EXERCISE GOAL
Check every line of the material for the word "name". Copy those that have it.

EXTRACTED ENTRIES
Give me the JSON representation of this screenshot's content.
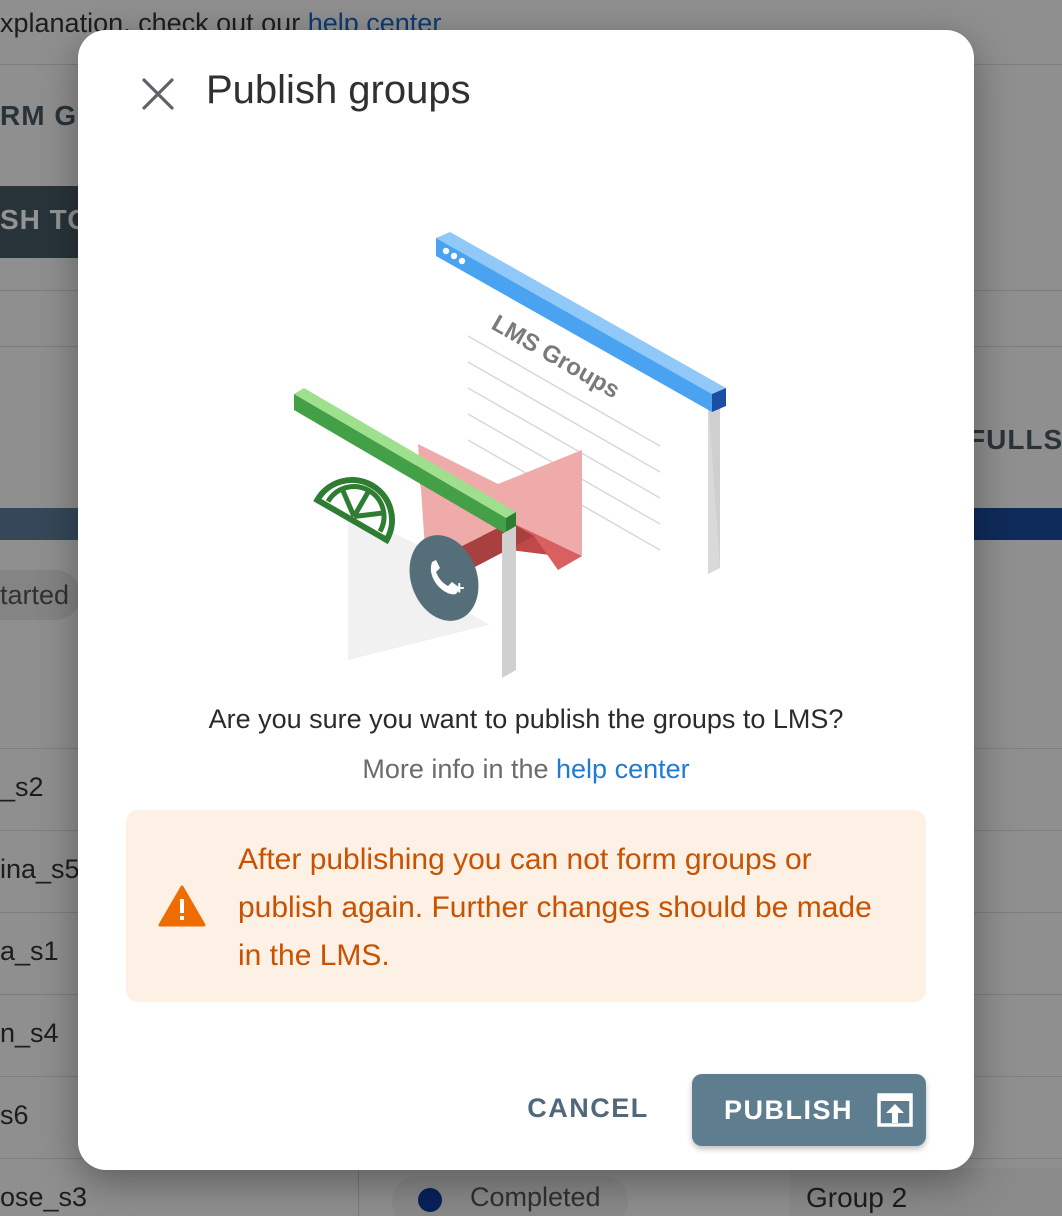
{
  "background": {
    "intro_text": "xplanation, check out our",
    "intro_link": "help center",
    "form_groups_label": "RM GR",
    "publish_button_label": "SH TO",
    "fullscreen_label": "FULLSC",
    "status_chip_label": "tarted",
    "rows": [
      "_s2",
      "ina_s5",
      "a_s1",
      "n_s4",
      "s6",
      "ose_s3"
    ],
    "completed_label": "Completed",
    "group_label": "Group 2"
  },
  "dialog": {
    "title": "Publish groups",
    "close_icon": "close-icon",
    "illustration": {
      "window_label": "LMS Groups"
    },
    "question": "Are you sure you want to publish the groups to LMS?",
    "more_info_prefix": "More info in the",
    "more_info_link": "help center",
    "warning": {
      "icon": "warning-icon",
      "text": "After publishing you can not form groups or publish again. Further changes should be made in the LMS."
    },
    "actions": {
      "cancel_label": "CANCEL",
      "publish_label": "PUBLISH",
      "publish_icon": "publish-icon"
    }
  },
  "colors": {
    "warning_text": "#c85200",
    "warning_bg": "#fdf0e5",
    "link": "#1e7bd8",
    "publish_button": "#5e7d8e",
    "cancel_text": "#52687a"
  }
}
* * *
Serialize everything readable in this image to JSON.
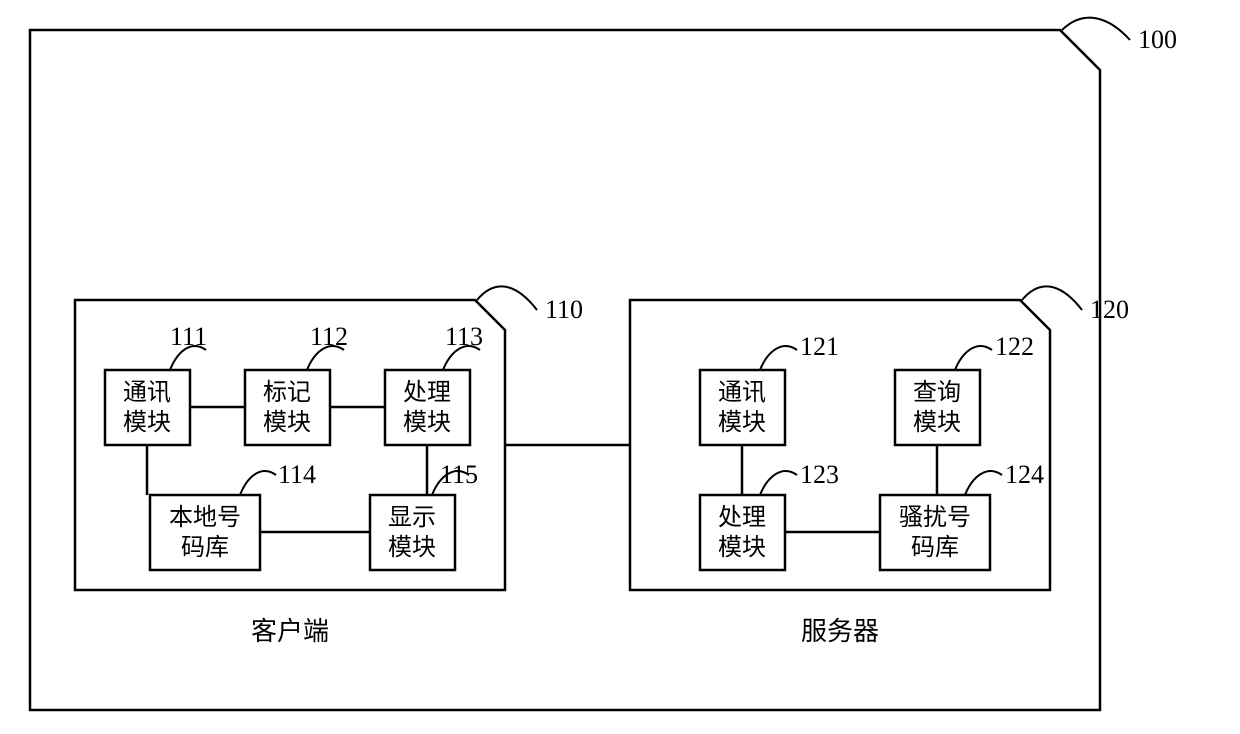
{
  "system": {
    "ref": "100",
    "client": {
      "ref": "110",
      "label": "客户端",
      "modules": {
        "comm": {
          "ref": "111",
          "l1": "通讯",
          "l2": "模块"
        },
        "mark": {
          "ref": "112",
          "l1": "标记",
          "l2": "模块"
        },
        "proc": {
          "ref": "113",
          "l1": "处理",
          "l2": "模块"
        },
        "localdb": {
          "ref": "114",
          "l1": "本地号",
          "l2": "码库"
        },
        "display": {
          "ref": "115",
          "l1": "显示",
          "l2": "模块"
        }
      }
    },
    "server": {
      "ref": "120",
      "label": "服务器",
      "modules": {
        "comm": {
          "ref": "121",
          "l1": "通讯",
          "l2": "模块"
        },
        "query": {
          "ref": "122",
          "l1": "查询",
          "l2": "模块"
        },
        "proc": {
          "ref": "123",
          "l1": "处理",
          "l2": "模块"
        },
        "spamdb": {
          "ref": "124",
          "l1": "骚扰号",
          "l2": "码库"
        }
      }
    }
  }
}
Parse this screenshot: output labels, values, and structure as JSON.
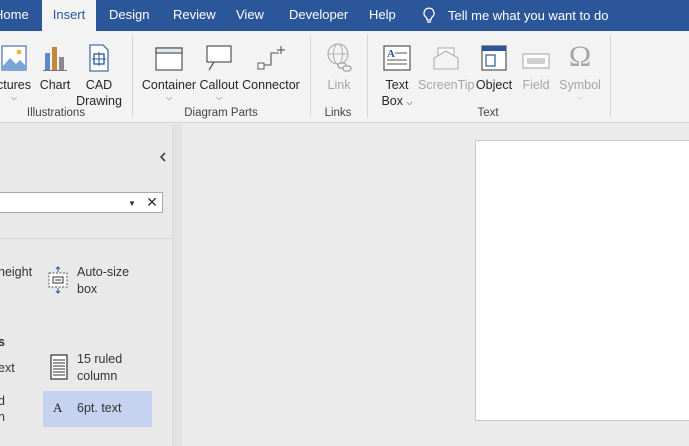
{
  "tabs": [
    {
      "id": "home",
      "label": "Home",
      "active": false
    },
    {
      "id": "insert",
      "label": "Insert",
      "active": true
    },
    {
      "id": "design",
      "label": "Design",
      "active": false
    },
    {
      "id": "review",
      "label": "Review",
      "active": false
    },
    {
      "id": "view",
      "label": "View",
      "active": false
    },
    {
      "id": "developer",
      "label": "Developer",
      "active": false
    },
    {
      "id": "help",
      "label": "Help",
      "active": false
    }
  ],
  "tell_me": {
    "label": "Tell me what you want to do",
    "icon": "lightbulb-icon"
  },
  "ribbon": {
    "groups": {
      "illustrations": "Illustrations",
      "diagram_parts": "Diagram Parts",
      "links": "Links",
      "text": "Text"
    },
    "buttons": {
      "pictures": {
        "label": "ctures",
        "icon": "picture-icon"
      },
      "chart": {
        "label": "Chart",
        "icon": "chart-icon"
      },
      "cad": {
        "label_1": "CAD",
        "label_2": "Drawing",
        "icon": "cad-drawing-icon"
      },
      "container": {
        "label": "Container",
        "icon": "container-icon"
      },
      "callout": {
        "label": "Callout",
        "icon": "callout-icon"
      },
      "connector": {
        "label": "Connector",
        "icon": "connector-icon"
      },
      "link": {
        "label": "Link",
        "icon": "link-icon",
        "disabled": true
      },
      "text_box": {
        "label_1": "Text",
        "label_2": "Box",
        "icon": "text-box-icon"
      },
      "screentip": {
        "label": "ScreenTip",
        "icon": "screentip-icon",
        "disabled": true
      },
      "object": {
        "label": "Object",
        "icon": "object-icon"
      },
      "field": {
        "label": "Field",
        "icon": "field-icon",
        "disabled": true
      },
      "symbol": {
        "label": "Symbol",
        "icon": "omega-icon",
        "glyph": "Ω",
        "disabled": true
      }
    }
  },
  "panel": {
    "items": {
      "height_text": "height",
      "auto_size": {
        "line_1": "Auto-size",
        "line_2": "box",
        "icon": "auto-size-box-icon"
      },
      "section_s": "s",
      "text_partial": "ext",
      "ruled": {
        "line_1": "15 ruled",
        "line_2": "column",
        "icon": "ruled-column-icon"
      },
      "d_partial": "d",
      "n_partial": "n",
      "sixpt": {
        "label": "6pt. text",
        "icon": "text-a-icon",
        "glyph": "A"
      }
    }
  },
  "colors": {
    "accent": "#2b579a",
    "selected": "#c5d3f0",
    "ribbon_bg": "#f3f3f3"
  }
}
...
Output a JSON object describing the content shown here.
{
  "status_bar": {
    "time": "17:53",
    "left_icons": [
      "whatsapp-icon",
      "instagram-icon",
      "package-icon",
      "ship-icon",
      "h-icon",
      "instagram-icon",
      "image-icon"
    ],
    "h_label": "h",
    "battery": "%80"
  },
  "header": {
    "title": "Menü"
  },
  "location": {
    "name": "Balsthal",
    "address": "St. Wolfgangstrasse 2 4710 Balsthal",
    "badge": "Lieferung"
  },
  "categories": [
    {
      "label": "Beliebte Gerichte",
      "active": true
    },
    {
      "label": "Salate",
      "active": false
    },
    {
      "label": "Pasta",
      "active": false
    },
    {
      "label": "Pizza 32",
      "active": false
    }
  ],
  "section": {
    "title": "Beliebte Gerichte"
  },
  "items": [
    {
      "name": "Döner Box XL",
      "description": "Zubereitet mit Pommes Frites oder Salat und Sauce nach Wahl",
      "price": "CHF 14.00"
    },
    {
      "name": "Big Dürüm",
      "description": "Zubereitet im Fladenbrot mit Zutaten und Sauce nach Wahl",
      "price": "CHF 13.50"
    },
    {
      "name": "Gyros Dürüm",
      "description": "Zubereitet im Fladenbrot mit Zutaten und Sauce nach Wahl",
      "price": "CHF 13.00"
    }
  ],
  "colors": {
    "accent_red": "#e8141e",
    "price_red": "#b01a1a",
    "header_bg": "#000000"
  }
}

SOLUTION TO THIS TASK
    "name": "Balsthal",
      "name": "Döner Box XL",
      "name": "Big Dürüm",
      "name": "Gyros Dürüm",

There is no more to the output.